- WHAT YOU NEED TO DO
Whenever the word "level" turns up in a line below, that line should be copied.

(Dataset rows for apps and sites)
——

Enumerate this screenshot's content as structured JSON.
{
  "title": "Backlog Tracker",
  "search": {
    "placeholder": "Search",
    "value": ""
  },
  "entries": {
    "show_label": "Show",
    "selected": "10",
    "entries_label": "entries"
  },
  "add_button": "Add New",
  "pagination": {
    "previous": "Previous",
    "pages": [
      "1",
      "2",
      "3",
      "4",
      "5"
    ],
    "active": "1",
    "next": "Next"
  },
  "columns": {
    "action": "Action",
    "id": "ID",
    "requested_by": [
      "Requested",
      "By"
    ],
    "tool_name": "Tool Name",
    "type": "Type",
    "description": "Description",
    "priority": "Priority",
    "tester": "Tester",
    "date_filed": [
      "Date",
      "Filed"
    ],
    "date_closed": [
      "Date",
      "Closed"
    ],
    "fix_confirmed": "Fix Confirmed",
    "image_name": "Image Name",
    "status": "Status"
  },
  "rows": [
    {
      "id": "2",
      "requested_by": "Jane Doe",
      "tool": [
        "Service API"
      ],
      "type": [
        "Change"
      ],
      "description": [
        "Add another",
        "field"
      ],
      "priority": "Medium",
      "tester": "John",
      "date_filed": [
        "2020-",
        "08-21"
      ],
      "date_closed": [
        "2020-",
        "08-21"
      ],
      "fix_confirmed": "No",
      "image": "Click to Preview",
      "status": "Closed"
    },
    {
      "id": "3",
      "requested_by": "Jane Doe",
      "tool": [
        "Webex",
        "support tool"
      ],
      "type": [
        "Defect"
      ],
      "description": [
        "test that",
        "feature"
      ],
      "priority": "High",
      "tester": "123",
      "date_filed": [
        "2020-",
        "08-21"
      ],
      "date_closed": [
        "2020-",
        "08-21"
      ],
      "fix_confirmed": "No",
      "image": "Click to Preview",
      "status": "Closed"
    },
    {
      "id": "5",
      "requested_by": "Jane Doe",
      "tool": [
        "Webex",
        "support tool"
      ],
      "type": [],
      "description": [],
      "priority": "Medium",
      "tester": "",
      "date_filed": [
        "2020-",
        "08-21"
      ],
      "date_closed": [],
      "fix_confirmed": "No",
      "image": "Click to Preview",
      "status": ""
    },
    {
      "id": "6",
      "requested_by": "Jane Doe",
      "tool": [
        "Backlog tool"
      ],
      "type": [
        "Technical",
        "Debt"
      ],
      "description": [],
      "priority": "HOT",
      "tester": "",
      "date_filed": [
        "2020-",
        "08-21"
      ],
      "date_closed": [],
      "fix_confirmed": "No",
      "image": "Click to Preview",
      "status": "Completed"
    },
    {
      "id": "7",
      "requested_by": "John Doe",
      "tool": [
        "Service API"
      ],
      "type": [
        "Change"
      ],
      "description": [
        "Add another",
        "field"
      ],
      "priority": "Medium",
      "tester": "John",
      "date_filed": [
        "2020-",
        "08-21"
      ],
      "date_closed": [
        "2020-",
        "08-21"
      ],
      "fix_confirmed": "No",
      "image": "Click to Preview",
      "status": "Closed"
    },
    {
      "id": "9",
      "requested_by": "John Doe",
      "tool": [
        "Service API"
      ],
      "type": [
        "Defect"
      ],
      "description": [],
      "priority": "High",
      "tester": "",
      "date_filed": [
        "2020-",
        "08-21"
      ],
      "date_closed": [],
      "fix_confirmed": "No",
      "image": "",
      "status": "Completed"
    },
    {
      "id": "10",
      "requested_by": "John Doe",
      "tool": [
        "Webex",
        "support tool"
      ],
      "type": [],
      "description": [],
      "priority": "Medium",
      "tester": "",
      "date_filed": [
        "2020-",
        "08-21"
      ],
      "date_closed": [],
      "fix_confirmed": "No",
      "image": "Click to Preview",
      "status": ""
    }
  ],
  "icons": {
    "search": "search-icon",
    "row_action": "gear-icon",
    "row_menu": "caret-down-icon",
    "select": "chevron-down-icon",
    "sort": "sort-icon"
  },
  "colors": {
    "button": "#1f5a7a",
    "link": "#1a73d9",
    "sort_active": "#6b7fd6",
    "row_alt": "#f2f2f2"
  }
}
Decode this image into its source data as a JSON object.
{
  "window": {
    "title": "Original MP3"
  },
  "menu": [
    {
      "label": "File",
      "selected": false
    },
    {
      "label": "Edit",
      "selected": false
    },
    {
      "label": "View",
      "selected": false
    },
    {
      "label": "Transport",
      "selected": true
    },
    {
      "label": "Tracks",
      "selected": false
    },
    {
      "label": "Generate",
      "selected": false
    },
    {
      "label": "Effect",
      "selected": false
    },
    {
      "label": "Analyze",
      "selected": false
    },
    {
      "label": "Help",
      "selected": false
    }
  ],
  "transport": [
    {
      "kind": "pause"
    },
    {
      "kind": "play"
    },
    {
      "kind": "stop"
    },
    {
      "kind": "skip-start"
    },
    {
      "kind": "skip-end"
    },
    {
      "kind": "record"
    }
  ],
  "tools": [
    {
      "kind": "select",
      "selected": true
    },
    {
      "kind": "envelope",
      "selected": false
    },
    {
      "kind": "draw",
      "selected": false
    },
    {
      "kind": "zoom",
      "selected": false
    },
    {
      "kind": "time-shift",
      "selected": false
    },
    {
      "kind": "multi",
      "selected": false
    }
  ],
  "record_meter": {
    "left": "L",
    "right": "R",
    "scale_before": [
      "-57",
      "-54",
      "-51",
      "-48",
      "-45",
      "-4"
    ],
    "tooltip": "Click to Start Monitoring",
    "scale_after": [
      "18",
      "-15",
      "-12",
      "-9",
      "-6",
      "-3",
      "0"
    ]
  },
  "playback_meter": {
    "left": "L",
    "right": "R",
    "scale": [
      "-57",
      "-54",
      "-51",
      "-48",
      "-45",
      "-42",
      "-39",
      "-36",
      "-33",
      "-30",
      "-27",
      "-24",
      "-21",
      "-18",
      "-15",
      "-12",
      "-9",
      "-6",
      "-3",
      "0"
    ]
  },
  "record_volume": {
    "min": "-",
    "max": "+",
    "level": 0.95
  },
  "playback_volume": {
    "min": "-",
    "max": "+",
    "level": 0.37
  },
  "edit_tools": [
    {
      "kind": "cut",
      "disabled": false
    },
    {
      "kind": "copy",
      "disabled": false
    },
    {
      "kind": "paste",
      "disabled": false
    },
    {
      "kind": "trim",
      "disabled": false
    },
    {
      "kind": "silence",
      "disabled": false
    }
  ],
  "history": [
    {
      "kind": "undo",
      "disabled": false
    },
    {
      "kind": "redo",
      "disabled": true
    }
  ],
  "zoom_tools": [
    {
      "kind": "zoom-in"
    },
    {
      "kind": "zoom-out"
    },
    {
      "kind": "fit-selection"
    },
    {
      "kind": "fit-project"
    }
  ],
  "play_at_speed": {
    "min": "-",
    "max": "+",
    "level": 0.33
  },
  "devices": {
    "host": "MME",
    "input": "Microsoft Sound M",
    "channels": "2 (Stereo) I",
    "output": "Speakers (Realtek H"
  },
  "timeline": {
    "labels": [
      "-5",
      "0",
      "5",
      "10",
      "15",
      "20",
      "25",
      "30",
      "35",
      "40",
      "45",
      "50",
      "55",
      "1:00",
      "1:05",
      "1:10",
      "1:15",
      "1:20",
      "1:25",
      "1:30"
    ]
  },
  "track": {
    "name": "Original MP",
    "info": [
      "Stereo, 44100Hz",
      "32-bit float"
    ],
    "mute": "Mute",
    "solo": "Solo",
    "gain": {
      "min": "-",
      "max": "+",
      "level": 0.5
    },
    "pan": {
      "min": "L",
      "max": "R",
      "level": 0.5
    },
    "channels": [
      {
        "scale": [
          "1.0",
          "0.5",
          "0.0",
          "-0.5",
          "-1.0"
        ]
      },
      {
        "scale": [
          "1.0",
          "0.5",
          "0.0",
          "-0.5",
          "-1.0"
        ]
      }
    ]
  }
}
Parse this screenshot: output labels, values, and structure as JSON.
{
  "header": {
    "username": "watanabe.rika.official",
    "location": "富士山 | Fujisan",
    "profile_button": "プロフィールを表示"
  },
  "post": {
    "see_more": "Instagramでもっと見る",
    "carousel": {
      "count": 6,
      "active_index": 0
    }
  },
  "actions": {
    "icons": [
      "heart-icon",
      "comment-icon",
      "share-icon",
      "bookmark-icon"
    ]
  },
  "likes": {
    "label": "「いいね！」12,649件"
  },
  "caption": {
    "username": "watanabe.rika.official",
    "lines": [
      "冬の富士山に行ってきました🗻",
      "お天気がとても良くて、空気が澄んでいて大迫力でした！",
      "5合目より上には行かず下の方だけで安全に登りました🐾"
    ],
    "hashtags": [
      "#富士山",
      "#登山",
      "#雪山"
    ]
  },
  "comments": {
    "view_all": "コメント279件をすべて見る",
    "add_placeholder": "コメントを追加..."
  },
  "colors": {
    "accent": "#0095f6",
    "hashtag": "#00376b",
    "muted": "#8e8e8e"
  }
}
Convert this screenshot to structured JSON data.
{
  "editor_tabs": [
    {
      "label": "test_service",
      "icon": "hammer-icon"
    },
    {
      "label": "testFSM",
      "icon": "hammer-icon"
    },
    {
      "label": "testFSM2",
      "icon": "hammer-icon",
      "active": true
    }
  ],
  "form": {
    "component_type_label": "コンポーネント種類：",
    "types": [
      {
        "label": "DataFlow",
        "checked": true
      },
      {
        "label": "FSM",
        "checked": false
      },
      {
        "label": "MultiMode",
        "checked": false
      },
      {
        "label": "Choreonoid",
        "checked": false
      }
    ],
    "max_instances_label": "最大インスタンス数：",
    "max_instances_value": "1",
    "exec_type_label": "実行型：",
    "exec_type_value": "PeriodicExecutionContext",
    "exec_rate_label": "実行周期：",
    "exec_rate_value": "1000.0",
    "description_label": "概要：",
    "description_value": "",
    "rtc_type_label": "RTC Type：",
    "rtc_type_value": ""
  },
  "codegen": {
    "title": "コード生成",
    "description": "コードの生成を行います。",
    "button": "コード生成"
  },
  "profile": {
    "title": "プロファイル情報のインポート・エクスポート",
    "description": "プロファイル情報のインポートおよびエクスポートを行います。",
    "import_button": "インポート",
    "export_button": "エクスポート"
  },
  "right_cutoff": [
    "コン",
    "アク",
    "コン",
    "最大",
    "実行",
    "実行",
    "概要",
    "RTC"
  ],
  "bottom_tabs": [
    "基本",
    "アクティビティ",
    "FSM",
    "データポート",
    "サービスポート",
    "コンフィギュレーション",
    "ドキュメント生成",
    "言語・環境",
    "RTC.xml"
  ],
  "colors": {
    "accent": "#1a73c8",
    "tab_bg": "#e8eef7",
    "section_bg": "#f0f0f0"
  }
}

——

- EXERCISE SOLUTION
    "level": 0.95
    "level": 0.37
    "level": 0.33
      "level": 0.5
      "level": 0.5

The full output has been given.